A friend alerted me (us?) to this article on Huffington Post in her Facebook status with a hearty “Amen!” When you bring an exclamation like “Amen!” into the picture, I am intrigued.
So, I read the article. It’s about something I am very familiar with. Infertility. And then pregnancy. And then getting what you want, only to turn around and say, why did I ask for this?
The chaos. The sleep-deprivation. The frustrations.
I know this, having two boys only 10 months apart in age, all too well.
I remember just weeks from my due date and my husband and daughter were teaching our middle son to crawl. I screamed, “Why are you doing this? I can barely see my toes. How am I going to chase a crawling gremlin?!?”
And then, just as our youngest was learning to crawl, my husband and daughter were teaching our middle son to walk. I screamed, “Why are you doing this? I can barely keep up with one little gremlin. Now you…”
But I stopped, mid-rant. What was the point?
Yes, it was tough. Yes, I snapped on more than one occasion. And when people said, “Enjoy these moments now. They grow up so fast!” I knew exactly what they were talking about.
My children are 10 years and then 10 months apart in age. I benefited from the experience of having been-there-done-that with my oldest.
With my daughter, when people would tell me to “enjoy her now” and that “they grow up so fast,” my eyes would glaze over and I would nod politely. I never quite felt the same anger towards those well-meaning people as the author of the Huffington Post article does, but I certainly agreed with him (at that time in my life) that their comments weren’t helpful. His annoyance is much stronger than mine was. He threatens to “break up with you” if you say it to him. He begs all well-meaning people out there to avoid that advice.
Well, with my “wealth” of experience, I’m about to rock his world.
Say it! Shout it! Climb onto the roof-tops and shout to every stressed out parent out there:
“Enjoy every precious and not so precious moment! They grow up so very, very fast!”
As annoying it may be to hear it the second time around, it made me pause. It reminded me to stop, take a breath and breathe in their sweet, grubby goodness. When my boys were 2 and just turned 3, my daughter was 13. Not needing me. Only around the house between school and gymnastics practice. Hugs were less frequent. And a tuck-in and a kiss goodnight was met with, “Mom?!? I’m not a baby anymore!”
My daughter, 10 years older than the next child, is a constant reminder of how fleeting those baby-toddler-childhood years truly are. Now in college, needing me so much less and at a university 4 hours away, I am missing her so much more. The grimy fingers. The skinned knees. The silly songs. The talks in the car. The butterfly kisses. Even the whining.
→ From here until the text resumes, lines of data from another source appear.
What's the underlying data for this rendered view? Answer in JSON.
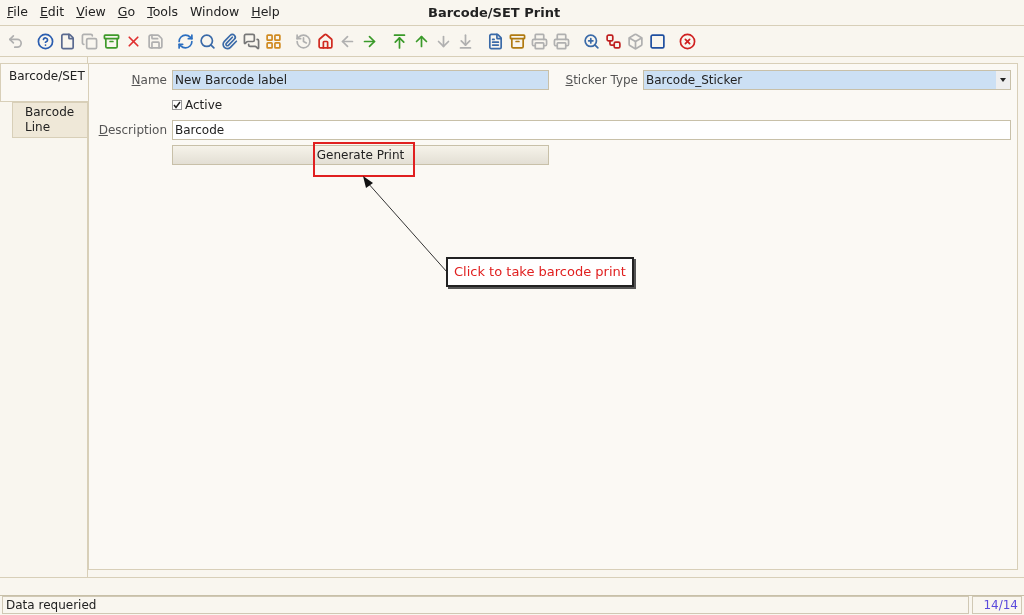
{
  "menu": [
    {
      "label": "File",
      "mnemonic": true
    },
    {
      "label": "Edit",
      "mnemonic": true
    },
    {
      "label": "View",
      "mnemonic": true
    },
    {
      "label": "Go",
      "mnemonic": true
    },
    {
      "label": "Tools",
      "mnemonic": true
    },
    {
      "label": "Window",
      "mnemonic": false
    },
    {
      "label": "Help",
      "mnemonic": true
    }
  ],
  "window": {
    "title": "Barcode/SET Print"
  },
  "toolbar": [
    {
      "kind": "undo",
      "disabled": true
    },
    {
      "kind": "help",
      "disabled": false
    },
    {
      "kind": "new",
      "disabled": false
    },
    {
      "kind": "copy",
      "disabled": true
    },
    {
      "kind": "bin",
      "disabled": false
    },
    {
      "kind": "delete",
      "disabled": false
    },
    {
      "kind": "save",
      "disabled": true
    },
    {
      "kind": "refresh",
      "disabled": false
    },
    {
      "kind": "search",
      "disabled": false
    },
    {
      "kind": "attach",
      "disabled": false
    },
    {
      "kind": "chat",
      "disabled": false
    },
    {
      "kind": "grid",
      "disabled": false
    },
    {
      "kind": "history",
      "disabled": true
    },
    {
      "kind": "home",
      "disabled": false
    },
    {
      "kind": "left",
      "disabled": true
    },
    {
      "kind": "right",
      "disabled": false
    },
    {
      "kind": "first",
      "disabled": false
    },
    {
      "kind": "up",
      "disabled": false
    },
    {
      "kind": "down",
      "disabled": true
    },
    {
      "kind": "last",
      "disabled": true
    },
    {
      "kind": "report",
      "disabled": false
    },
    {
      "kind": "archive",
      "disabled": false
    },
    {
      "kind": "print",
      "disabled": true
    },
    {
      "kind": "print",
      "disabled": true
    },
    {
      "kind": "zoom",
      "disabled": false
    },
    {
      "kind": "workflow",
      "disabled": false
    },
    {
      "kind": "product",
      "disabled": true
    },
    {
      "kind": "square",
      "disabled": false
    },
    {
      "kind": "close",
      "disabled": false
    }
  ],
  "tabs": [
    {
      "label": "Barcode/SET",
      "selected": true
    },
    {
      "label": "Barcode Line",
      "selected": false
    }
  ],
  "form": {
    "name": {
      "label": "Name",
      "value": "New Barcode label"
    },
    "sticker_type": {
      "label": "Sticker Type",
      "value": "Barcode_Sticker"
    },
    "active": {
      "label": "Active",
      "checked": true
    },
    "description": {
      "label": "Description",
      "value": "Barcode"
    },
    "button": {
      "label": "Generate Print",
      "highlighted": true
    }
  },
  "callout": {
    "text": "Click to take barcode print"
  },
  "status_bar": {
    "message": "Data requeried",
    "count": "14/14"
  }
}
Oh sure, there were times when I’d hide in my closet, tears welling up because I thought I was going to lose it. I gave myself time-outs when I’d catch myself at the end of my rope. Parenting is not for the tender-hearted, and yet, it is.
Parenting is tough. Parenting can make you say and do things that you wish you hadn’t. But you pick yourself up, you learn from your failures (and we all have them) and you move on.
Much too quickly.
Because before you know it, they’re grown. They’re independent. They’ve taken all the skills you armed them with.
And they’re gone.